▶ **Task description**
From the first line to the last, please write out the data exactly.

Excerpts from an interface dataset
= = = = = = =
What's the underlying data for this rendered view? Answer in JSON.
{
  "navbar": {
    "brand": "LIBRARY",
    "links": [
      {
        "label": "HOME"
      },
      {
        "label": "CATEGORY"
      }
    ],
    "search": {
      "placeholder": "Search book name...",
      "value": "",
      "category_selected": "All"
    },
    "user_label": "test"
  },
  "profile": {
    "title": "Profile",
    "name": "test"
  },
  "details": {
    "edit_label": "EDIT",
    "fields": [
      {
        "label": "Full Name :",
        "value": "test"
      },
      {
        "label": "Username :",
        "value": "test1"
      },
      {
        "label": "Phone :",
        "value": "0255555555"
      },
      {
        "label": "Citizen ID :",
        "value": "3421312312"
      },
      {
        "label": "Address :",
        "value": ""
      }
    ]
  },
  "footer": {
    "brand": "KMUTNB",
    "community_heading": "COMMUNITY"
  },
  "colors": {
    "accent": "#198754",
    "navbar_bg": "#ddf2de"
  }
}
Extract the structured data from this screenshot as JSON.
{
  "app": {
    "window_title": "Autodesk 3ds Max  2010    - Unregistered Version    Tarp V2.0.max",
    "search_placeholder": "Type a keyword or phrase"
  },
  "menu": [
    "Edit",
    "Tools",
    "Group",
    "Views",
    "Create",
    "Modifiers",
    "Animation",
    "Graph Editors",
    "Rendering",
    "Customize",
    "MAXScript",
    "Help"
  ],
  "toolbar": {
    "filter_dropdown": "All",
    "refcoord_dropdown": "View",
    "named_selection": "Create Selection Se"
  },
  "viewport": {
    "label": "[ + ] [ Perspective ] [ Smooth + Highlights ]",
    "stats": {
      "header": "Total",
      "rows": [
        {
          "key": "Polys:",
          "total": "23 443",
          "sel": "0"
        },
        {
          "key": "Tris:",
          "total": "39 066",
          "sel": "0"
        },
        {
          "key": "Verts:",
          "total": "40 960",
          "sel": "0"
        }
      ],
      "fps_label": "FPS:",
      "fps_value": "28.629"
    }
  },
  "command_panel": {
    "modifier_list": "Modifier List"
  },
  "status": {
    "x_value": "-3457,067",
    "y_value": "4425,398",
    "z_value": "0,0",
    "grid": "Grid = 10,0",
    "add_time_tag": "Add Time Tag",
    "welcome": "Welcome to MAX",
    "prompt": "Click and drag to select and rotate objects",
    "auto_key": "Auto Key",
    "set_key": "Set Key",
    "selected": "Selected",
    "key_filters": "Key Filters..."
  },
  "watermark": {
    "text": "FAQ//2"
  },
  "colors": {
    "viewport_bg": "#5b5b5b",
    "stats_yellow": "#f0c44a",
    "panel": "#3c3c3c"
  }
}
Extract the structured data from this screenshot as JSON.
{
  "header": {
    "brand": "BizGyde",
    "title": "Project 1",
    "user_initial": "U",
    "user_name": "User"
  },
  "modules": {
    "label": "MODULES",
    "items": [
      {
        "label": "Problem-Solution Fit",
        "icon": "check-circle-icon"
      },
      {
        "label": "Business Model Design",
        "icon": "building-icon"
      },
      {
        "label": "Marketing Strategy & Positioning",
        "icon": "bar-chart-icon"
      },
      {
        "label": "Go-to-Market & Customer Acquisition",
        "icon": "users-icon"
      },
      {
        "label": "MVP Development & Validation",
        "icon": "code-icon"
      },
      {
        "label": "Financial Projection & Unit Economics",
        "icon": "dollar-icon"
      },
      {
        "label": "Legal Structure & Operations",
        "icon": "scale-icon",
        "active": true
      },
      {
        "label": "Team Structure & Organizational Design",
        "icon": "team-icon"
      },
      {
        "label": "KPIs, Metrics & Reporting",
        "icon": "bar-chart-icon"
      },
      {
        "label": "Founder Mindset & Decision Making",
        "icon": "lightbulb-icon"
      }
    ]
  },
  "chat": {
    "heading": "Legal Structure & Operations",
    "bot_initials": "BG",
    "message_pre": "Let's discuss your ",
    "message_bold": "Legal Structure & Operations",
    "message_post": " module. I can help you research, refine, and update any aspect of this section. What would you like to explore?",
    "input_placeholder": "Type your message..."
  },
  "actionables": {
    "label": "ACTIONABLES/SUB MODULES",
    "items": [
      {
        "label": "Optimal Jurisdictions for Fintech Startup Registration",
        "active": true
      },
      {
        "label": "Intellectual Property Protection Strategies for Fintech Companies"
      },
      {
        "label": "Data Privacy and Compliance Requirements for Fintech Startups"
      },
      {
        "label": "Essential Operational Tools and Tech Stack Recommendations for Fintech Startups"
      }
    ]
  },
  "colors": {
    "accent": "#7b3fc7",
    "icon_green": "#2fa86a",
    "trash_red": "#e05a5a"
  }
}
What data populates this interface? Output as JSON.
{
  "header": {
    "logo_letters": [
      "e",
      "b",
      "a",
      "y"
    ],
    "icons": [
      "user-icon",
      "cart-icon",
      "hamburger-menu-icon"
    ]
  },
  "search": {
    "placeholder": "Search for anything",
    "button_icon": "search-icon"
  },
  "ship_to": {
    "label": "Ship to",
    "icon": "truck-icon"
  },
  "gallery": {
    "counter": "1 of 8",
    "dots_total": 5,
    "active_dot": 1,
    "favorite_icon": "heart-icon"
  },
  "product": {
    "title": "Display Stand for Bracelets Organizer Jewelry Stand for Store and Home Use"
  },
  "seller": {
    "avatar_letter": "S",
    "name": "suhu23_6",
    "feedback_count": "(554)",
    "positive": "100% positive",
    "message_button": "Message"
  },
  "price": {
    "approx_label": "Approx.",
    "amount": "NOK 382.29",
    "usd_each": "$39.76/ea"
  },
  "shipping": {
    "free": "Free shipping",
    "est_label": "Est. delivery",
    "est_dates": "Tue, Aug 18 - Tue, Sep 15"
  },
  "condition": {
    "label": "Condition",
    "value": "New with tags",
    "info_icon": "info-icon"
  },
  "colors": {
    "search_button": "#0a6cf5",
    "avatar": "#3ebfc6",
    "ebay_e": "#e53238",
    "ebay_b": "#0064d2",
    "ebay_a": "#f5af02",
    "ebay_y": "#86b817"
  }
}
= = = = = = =
▶ **Result below**
What's the underlying data for this rendered view? Answer in JSON.
{
  "navbar": {
    "brand": "LIBRARY",
    "links": [
      {
        "label": "HOME"
      },
      {
        "label": "CATEGORY"
      }
    ],
    "search": {
      "placeholder": "Search book name...",
      "value": "",
      "category_selected": "All"
    },
    "user_label": "test"
  },
  "profile": {
    "title": "Profile",
    "name": "test"
  },
  "details": {
    "edit_label": "EDIT",
    "fields": [
      {
        "label": "Full Name :",
        "value": "test"
      },
      {
        "label": "Username :",
        "value": "test1"
      },
      {
        "label": "Phone :",
        "value": "0255555555"
      },
      {
        "label": "Citizen ID :",
        "value": "3421312312"
      },
      {
        "label": "Address :",
        "value": ""
      }
    ]
  },
  "footer": {
    "brand": "KMUTNB",
    "community_heading": "COMMUNITY"
  },
  "colors": {
    "accent": "#198754",
    "navbar_bg": "#ddf2de"
  }
}
Extract the structured data from this screenshot as JSON.
{
  "app": {
    "window_title": "Autodesk 3ds Max  2010    - Unregistered Version    Tarp V2.0.max",
    "search_placeholder": "Type a keyword or phrase"
  },
  "menu": [
    "Edit",
    "Tools",
    "Group",
    "Views",
    "Create",
    "Modifiers",
    "Animation",
    "Graph Editors",
    "Rendering",
    "Customize",
    "MAXScript",
    "Help"
  ],
  "toolbar": {
    "filter_dropdown": "All",
    "refcoord_dropdown": "View",
    "named_selection": "Create Selection Se"
  },
  "viewport": {
    "label": "[ + ] [ Perspective ] [ Smooth + Highlights ]",
    "stats": {
      "header": "Total",
      "rows": [
        {
          "key": "Polys:",
          "total": "23 443",
          "sel": "0"
        },
        {
          "key": "Tris:",
          "total": "39 066",
          "sel": "0"
        },
        {
          "key": "Verts:",
          "total": "40 960",
          "sel": "0"
        }
      ],
      "fps_label": "FPS:",
      "fps_value": "28.629"
    }
  },
  "command_panel": {
    "modifier_list": "Modifier List"
  },
  "status": {
    "x_value": "-3457,067",
    "y_value": "4425,398",
    "z_value": "0,0",
    "grid": "Grid = 10,0",
    "add_time_tag": "Add Time Tag",
    "welcome": "Welcome to MAX",
    "prompt": "Click and drag to select and rotate objects",
    "auto_key": "Auto Key",
    "set_key": "Set Key",
    "selected": "Selected",
    "key_filters": "Key Filters..."
  },
  "watermark": {
    "text": "FAQ//2"
  },
  "colors": {
    "viewport_bg": "#5b5b5b",
    "stats_yellow": "#f0c44a",
    "panel": "#3c3c3c"
  }
}
Extract the structured data from this screenshot as JSON.
{
  "header": {
    "brand": "BizGyde",
    "title": "Project 1",
    "user_initial": "U",
    "user_name": "User"
  },
  "modules": {
    "label": "MODULES",
    "items": [
      {
        "label": "Problem-Solution Fit",
        "icon": "check-circle-icon"
      },
      {
        "label": "Business Model Design",
        "icon": "building-icon"
      },
      {
        "label": "Marketing Strategy & Positioning",
        "icon": "bar-chart-icon"
      },
      {
        "label": "Go-to-Market & Customer Acquisition",
        "icon": "users-icon"
      },
      {
        "label": "MVP Development & Validation",
        "icon": "code-icon"
      },
      {
        "label": "Financial Projection & Unit Economics",
        "icon": "dollar-icon"
      },
      {
        "label": "Legal Structure & Operations",
        "icon": "scale-icon",
        "active": true
      },
      {
        "label": "Team Structure & Organizational Design",
        "icon": "team-icon"
      },
      {
        "label": "KPIs, Metrics & Reporting",
        "icon": "bar-chart-icon"
      },
      {
        "label": "Founder Mindset & Decision Making",
        "icon": "lightbulb-icon"
      }
    ]
  },
  "chat": {
    "heading": "Legal Structure & Operations",
    "bot_initials": "BG",
    "message_pre": "Let's discuss your ",
    "message_bold": "Legal Structure & Operations",
    "message_post": " module. I can help you research, refine, and update any aspect of this section. What would you like to explore?",
    "input_placeholder": "Type your message..."
  },
  "actionables": {
    "label": "ACTIONABLES/SUB MODULES",
    "items": [
      {
        "label": "Optimal Jurisdictions for Fintech Startup Registration",
        "active": true
      },
      {
        "label": "Intellectual Property Protection Strategies for Fintech Companies"
      },
      {
        "label": "Data Privacy and Compliance Requirements for Fintech Startups"
      },
      {
        "label": "Essential Operational Tools and Tech Stack Recommendations for Fintech Startups"
      }
    ]
  },
  "colors": {
    "accent": "#7b3fc7",
    "icon_green": "#2fa86a",
    "trash_red": "#e05a5a"
  }
}
What data populates this interface? Output as JSON.
{
  "header": {
    "logo_letters": [
      "e",
      "b",
      "a",
      "y"
    ],
    "icons": [
      "user-icon",
      "cart-icon",
      "hamburger-menu-icon"
    ]
  },
  "search": {
    "placeholder": "Search for anything",
    "button_icon": "search-icon"
  },
  "ship_to": {
    "label": "Ship to",
    "icon": "truck-icon"
  },
  "gallery": {
    "counter": "1 of 8",
    "dots_total": 5,
    "active_dot": 1,
    "favorite_icon": "heart-icon"
  },
  "product": {
    "title": "Display Stand for Bracelets Organizer Jewelry Stand for Store and Home Use"
  },
  "seller": {
    "avatar_letter": "S",
    "name": "suhu23_6",
    "feedback_count": "(554)",
    "positive": "100% positive",
    "message_button": "Message"
  },
  "price": {
    "approx_label": "Approx.",
    "amount": "NOK 382.29",
    "usd_each": "$39.76/ea"
  },
  "shipping": {
    "free": "Free shipping",
    "est_label": "Est. delivery",
    "est_dates": "Tue, Aug 18 - Tue, Sep 15"
  },
  "condition": {
    "label": "Condition",
    "value": "New with tags",
    "info_icon": "info-icon"
  },
  "colors": {
    "search_button": "#0a6cf5",
    "avatar": "#3ebfc6",
    "ebay_e": "#e53238",
    "ebay_b": "#0064d2",
    "ebay_a": "#f5af02",
    "ebay_y": "#86b817"
  }
}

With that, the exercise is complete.